### Instructions for the task
The entries are to be written out again with no differences.
——————
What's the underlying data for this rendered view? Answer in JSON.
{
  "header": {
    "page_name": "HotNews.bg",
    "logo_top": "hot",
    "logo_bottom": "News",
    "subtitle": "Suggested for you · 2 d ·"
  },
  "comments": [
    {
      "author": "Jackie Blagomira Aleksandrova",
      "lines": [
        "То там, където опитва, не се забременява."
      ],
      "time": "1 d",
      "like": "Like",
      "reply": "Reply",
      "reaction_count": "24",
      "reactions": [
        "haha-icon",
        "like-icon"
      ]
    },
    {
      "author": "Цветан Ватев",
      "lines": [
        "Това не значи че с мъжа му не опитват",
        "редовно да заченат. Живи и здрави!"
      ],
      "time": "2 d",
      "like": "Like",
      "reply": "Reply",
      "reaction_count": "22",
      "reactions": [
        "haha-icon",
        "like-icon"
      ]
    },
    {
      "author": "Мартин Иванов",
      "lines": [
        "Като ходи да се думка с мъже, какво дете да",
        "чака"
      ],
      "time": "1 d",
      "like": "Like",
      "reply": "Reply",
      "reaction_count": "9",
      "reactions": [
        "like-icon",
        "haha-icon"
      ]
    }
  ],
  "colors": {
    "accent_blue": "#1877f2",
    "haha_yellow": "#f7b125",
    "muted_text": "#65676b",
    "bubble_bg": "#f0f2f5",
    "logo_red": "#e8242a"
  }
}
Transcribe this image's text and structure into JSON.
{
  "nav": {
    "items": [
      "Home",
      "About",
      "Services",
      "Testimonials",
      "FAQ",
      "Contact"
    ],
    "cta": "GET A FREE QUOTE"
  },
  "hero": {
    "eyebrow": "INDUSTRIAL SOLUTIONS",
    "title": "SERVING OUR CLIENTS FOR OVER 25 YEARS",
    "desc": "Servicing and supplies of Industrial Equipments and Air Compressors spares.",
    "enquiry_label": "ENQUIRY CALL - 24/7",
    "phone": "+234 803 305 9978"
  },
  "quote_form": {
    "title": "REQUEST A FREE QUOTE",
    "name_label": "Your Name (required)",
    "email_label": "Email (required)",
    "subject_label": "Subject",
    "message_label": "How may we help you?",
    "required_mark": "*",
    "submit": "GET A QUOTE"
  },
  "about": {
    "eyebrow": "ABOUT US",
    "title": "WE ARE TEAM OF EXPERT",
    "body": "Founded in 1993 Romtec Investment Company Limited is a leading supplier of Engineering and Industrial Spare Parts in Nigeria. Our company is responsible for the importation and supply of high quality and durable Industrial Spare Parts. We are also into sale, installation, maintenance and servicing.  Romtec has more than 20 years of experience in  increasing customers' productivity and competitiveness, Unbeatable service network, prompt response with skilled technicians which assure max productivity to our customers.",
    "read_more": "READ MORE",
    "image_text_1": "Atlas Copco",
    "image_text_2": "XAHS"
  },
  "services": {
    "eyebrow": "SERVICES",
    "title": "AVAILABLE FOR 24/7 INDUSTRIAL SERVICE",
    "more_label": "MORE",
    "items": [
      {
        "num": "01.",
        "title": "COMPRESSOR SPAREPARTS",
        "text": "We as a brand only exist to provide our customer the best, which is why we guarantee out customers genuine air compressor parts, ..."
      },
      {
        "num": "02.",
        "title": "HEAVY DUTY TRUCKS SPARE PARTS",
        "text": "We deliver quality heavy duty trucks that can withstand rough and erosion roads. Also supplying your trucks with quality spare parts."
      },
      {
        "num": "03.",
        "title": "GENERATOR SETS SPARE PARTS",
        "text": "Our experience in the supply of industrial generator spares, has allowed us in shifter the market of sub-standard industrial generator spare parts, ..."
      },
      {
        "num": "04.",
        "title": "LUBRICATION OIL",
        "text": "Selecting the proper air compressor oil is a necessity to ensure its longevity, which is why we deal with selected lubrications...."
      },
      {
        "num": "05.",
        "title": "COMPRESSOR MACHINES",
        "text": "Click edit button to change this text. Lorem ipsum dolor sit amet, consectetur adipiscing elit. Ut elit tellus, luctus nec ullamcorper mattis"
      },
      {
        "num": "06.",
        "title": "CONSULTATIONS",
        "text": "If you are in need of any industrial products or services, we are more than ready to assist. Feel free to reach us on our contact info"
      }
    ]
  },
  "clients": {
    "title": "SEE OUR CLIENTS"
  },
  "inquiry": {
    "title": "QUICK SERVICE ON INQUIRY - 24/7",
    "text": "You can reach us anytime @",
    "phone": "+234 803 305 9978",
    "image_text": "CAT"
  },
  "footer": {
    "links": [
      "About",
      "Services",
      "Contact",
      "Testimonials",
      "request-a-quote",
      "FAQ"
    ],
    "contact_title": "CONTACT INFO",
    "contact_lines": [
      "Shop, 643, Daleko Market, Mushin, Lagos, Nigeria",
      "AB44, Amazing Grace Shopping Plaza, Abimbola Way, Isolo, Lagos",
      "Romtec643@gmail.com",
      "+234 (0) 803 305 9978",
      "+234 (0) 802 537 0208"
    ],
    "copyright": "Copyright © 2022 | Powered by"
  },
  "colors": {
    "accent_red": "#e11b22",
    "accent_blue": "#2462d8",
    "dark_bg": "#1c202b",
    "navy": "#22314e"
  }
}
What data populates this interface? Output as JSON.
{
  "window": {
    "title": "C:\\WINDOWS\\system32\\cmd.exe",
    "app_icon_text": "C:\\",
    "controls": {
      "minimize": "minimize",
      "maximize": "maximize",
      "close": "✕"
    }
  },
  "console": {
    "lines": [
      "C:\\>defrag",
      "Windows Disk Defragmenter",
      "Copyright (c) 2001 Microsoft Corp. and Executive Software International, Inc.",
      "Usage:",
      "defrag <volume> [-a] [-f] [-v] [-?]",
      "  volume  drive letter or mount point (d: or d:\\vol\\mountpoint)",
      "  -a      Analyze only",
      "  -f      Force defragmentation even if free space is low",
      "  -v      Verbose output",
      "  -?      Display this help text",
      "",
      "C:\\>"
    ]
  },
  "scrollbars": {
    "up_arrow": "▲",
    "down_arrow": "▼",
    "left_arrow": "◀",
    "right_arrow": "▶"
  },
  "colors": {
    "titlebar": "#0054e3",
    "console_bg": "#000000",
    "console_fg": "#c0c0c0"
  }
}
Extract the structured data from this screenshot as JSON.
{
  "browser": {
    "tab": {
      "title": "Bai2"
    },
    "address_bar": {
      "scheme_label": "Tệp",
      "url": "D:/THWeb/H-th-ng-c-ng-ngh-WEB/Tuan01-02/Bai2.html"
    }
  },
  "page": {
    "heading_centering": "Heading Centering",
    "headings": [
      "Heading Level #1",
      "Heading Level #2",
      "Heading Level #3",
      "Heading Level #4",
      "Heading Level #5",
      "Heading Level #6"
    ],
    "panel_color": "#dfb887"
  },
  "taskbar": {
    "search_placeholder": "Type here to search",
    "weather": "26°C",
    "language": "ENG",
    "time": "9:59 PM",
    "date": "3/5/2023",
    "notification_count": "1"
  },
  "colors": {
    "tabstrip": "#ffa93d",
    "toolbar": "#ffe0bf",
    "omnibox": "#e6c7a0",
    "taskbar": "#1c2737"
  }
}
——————
### Expected answer
What's the underlying data for this rendered view? Answer in JSON.
{
  "header": {
    "page_name": "HotNews.bg",
    "logo_top": "hot",
    "logo_bottom": "News",
    "subtitle": "Suggested for you · 2 d ·"
  },
  "comments": [
    {
      "author": "Jackie Blagomira Aleksandrova",
      "lines": [
        "То там, където опитва, не се забременява."
      ],
      "time": "1 d",
      "like": "Like",
      "reply": "Reply",
      "reaction_count": "24",
      "reactions": [
        "haha-icon",
        "like-icon"
      ]
    },
    {
      "author": "Цветан Ватев",
      "lines": [
        "Това не значи че с мъжа му не опитват",
        "редовно да заченат. Живи и здрави!"
      ],
      "time": "2 d",
      "like": "Like",
      "reply": "Reply",
      "reaction_count": "22",
      "reactions": [
        "haha-icon",
        "like-icon"
      ]
    },
    {
      "author": "Мартин Иванов",
      "lines": [
        "Като ходи да се думка с мъже, какво дете да",
        "чака"
      ],
      "time": "1 d",
      "like": "Like",
      "reply": "Reply",
      "reaction_count": "9",
      "reactions": [
        "like-icon",
        "haha-icon"
      ]
    }
  ],
  "colors": {
    "accent_blue": "#1877f2",
    "haha_yellow": "#f7b125",
    "muted_text": "#65676b",
    "bubble_bg": "#f0f2f5",
    "logo_red": "#e8242a"
  }
}
Transcribe this image's text and structure into JSON.
{
  "nav": {
    "items": [
      "Home",
      "About",
      "Services",
      "Testimonials",
      "FAQ",
      "Contact"
    ],
    "cta": "GET A FREE QUOTE"
  },
  "hero": {
    "eyebrow": "INDUSTRIAL SOLUTIONS",
    "title": "SERVING OUR CLIENTS FOR OVER 25 YEARS",
    "desc": "Servicing and supplies of Industrial Equipments and Air Compressors spares.",
    "enquiry_label": "ENQUIRY CALL - 24/7",
    "phone": "+234 803 305 9978"
  },
  "quote_form": {
    "title": "REQUEST A FREE QUOTE",
    "name_label": "Your Name (required)",
    "email_label": "Email (required)",
    "subject_label": "Subject",
    "message_label": "How may we help you?",
    "required_mark": "*",
    "submit": "GET A QUOTE"
  },
  "about": {
    "eyebrow": "ABOUT US",
    "title": "WE ARE TEAM OF EXPERT",
    "body": "Founded in 1993 Romtec Investment Company Limited is a leading supplier of Engineering and Industrial Spare Parts in Nigeria. Our company is responsible for the importation and supply of high quality and durable Industrial Spare Parts. We are also into sale, installation, maintenance and servicing.  Romtec has more than 20 years of experience in  increasing customers' productivity and competitiveness, Unbeatable service network, prompt response with skilled technicians which assure max productivity to our customers.",
    "read_more": "READ MORE",
    "image_text_1": "Atlas Copco",
    "image_text_2": "XAHS"
  },
  "services": {
    "eyebrow": "SERVICES",
    "title": "AVAILABLE FOR 24/7 INDUSTRIAL SERVICE",
    "more_label": "MORE",
    "items": [
      {
        "num": "01.",
        "title": "COMPRESSOR SPAREPARTS",
        "text": "We as a brand only exist to provide our customer the best, which is why we guarantee out customers genuine air compressor parts, ..."
      },
      {
        "num": "02.",
        "title": "HEAVY DUTY TRUCKS SPARE PARTS",
        "text": "We deliver quality heavy duty trucks that can withstand rough and erosion roads. Also supplying your trucks with quality spare parts."
      },
      {
        "num": "03.",
        "title": "GENERATOR SETS SPARE PARTS",
        "text": "Our experience in the supply of industrial generator spares, has allowed us in shifter the market of sub-standard industrial generator spare parts, ..."
      },
      {
        "num": "04.",
        "title": "LUBRICATION OIL",
        "text": "Selecting the proper air compressor oil is a necessity to ensure its longevity, which is why we deal with selected lubrications...."
      },
      {
        "num": "05.",
        "title": "COMPRESSOR MACHINES",
        "text": "Click edit button to change this text. Lorem ipsum dolor sit amet, consectetur adipiscing elit. Ut elit tellus, luctus nec ullamcorper mattis"
      },
      {
        "num": "06.",
        "title": "CONSULTATIONS",
        "text": "If you are in need of any industrial products or services, we are more than ready to assist. Feel free to reach us on our contact info"
      }
    ]
  },
  "clients": {
    "title": "SEE OUR CLIENTS"
  },
  "inquiry": {
    "title": "QUICK SERVICE ON INQUIRY - 24/7",
    "text": "You can reach us anytime @",
    "phone": "+234 803 305 9978",
    "image_text": "CAT"
  },
  "footer": {
    "links": [
      "About",
      "Services",
      "Contact",
      "Testimonials",
      "request-a-quote",
      "FAQ"
    ],
    "contact_title": "CONTACT INFO",
    "contact_lines": [
      "Shop, 643, Daleko Market, Mushin, Lagos, Nigeria",
      "AB44, Amazing Grace Shopping Plaza, Abimbola Way, Isolo, Lagos",
      "Romtec643@gmail.com",
      "+234 (0) 803 305 9978",
      "+234 (0) 802 537 0208"
    ],
    "copyright": "Copyright © 2022 | Powered by"
  },
  "colors": {
    "accent_red": "#e11b22",
    "accent_blue": "#2462d8",
    "dark_bg": "#1c202b",
    "navy": "#22314e"
  }
}
What data populates this interface? Output as JSON.
{
  "window": {
    "title": "C:\\WINDOWS\\system32\\cmd.exe",
    "app_icon_text": "C:\\",
    "controls": {
      "minimize": "minimize",
      "maximize": "maximize",
      "close": "✕"
    }
  },
  "console": {
    "lines": [
      "C:\\>defrag",
      "Windows Disk Defragmenter",
      "Copyright (c) 2001 Microsoft Corp. and Executive Software International, Inc.",
      "Usage:",
      "defrag <volume> [-a] [-f] [-v] [-?]",
      "  volume  drive letter or mount point (d: or d:\\vol\\mountpoint)",
      "  -a      Analyze only",
      "  -f      Force defragmentation even if free space is low",
      "  -v      Verbose output",
      "  -?      Display this help text",
      "",
      "C:\\>"
    ]
  },
  "scrollbars": {
    "up_arrow": "▲",
    "down_arrow": "▼",
    "left_arrow": "◀",
    "right_arrow": "▶"
  },
  "colors": {
    "titlebar": "#0054e3",
    "console_bg": "#000000",
    "console_fg": "#c0c0c0"
  }
}
Extract the structured data from this screenshot as JSON.
{
  "browser": {
    "tab": {
      "title": "Bai2"
    },
    "address_bar": {
      "scheme_label": "Tệp",
      "url": "D:/THWeb/H-th-ng-c-ng-ngh-WEB/Tuan01-02/Bai2.html"
    }
  },
  "page": {
    "heading_centering": "Heading Centering",
    "headings": [
      "Heading Level #1",
      "Heading Level #2",
      "Heading Level #3",
      "Heading Level #4",
      "Heading Level #5",
      "Heading Level #6"
    ],
    "panel_color": "#dfb887"
  },
  "taskbar": {
    "search_placeholder": "Type here to search",
    "weather": "26°C",
    "language": "ENG",
    "time": "9:59 PM",
    "date": "3/5/2023",
    "notification_count": "1"
  },
  "colors": {
    "tabstrip": "#ffa93d",
    "toolbar": "#ffe0bf",
    "omnibox": "#e6c7a0",
    "taskbar": "#1c2737"
  }
}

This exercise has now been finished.